**WORK INSTRUCTIONS**
Every entry must be reproduced word for word.
--
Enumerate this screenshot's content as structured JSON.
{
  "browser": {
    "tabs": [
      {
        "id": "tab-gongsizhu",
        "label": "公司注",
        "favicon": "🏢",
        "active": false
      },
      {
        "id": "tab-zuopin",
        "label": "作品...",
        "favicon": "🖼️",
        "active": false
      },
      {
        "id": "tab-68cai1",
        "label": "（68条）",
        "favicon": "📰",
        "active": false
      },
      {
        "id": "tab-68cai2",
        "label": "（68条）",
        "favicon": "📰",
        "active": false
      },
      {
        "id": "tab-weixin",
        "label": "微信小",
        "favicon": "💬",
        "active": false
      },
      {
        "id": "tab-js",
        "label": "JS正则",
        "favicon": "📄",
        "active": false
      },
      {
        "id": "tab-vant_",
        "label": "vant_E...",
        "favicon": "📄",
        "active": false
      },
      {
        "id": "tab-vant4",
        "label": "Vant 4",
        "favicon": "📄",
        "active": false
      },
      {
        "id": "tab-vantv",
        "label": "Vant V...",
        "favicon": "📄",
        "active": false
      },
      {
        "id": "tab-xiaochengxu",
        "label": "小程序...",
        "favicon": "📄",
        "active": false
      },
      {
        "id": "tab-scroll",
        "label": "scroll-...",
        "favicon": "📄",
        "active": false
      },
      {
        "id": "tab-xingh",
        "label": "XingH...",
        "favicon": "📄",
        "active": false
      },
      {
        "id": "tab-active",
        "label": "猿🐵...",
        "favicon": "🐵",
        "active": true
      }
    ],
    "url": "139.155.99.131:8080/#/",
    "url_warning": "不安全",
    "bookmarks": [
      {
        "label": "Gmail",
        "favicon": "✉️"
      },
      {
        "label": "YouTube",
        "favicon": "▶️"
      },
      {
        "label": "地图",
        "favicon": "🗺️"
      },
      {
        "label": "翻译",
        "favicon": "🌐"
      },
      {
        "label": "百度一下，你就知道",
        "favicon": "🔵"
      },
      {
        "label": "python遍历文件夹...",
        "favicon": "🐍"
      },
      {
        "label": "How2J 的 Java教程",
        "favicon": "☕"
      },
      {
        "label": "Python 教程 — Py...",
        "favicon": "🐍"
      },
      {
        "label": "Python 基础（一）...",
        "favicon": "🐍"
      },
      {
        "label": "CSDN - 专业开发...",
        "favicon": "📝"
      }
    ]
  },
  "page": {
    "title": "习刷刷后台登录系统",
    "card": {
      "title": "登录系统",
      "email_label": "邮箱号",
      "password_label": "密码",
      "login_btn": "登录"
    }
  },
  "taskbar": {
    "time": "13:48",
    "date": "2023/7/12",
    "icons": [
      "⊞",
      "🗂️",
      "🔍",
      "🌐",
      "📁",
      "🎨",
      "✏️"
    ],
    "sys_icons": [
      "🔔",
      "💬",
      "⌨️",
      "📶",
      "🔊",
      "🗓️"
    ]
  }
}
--
**WORKED SOLUTION**
Enumerate this screenshot's content as structured JSON.
{
  "browser": {
    "tabs": [
      {
        "id": "tab-gongsizhu",
        "label": "公司注",
        "favicon": "🏢",
        "active": false
      },
      {
        "id": "tab-zuopin",
        "label": "作品...",
        "favicon": "🖼️",
        "active": false
      },
      {
        "id": "tab-68cai1",
        "label": "（68条）",
        "favicon": "📰",
        "active": false
      },
      {
        "id": "tab-68cai2",
        "label": "（68条）",
        "favicon": "📰",
        "active": false
      },
      {
        "id": "tab-weixin",
        "label": "微信小",
        "favicon": "💬",
        "active": false
      },
      {
        "id": "tab-js",
        "label": "JS正则",
        "favicon": "📄",
        "active": false
      },
      {
        "id": "tab-vant_",
        "label": "vant_E...",
        "favicon": "📄",
        "active": false
      },
      {
        "id": "tab-vant4",
        "label": "Vant 4",
        "favicon": "📄",
        "active": false
      },
      {
        "id": "tab-vantv",
        "label": "Vant V...",
        "favicon": "📄",
        "active": false
      },
      {
        "id": "tab-xiaochengxu",
        "label": "小程序...",
        "favicon": "📄",
        "active": false
      },
      {
        "id": "tab-scroll",
        "label": "scroll-...",
        "favicon": "📄",
        "active": false
      },
      {
        "id": "tab-xingh",
        "label": "XingH...",
        "favicon": "📄",
        "active": false
      },
      {
        "id": "tab-active",
        "label": "猿🐵...",
        "favicon": "🐵",
        "active": true
      }
    ],
    "url": "139.155.99.131:8080/#/",
    "url_warning": "不安全",
    "bookmarks": [
      {
        "label": "Gmail",
        "favicon": "✉️"
      },
      {
        "label": "YouTube",
        "favicon": "▶️"
      },
      {
        "label": "地图",
        "favicon": "🗺️"
      },
      {
        "label": "翻译",
        "favicon": "🌐"
      },
      {
        "label": "百度一下，你就知道",
        "favicon": "🔵"
      },
      {
        "label": "python遍历文件夹...",
        "favicon": "🐍"
      },
      {
        "label": "How2J 的 Java教程",
        "favicon": "☕"
      },
      {
        "label": "Python 教程 — Py...",
        "favicon": "🐍"
      },
      {
        "label": "Python 基础（一）...",
        "favicon": "🐍"
      },
      {
        "label": "CSDN - 专业开发...",
        "favicon": "📝"
      }
    ]
  },
  "page": {
    "title": "习刷刷后台登录系统",
    "card": {
      "title": "登录系统",
      "email_label": "邮箱号",
      "password_label": "密码",
      "login_btn": "登录"
    }
  },
  "taskbar": {
    "time": "13:48",
    "date": "2023/7/12",
    "icons": [
      "⊞",
      "🗂️",
      "🔍",
      "🌐",
      "📁",
      "🎨",
      "✏️"
    ],
    "sys_icons": [
      "🔔",
      "💬",
      "⌨️",
      "📶",
      "🔊",
      "🗓️"
    ]
  }
}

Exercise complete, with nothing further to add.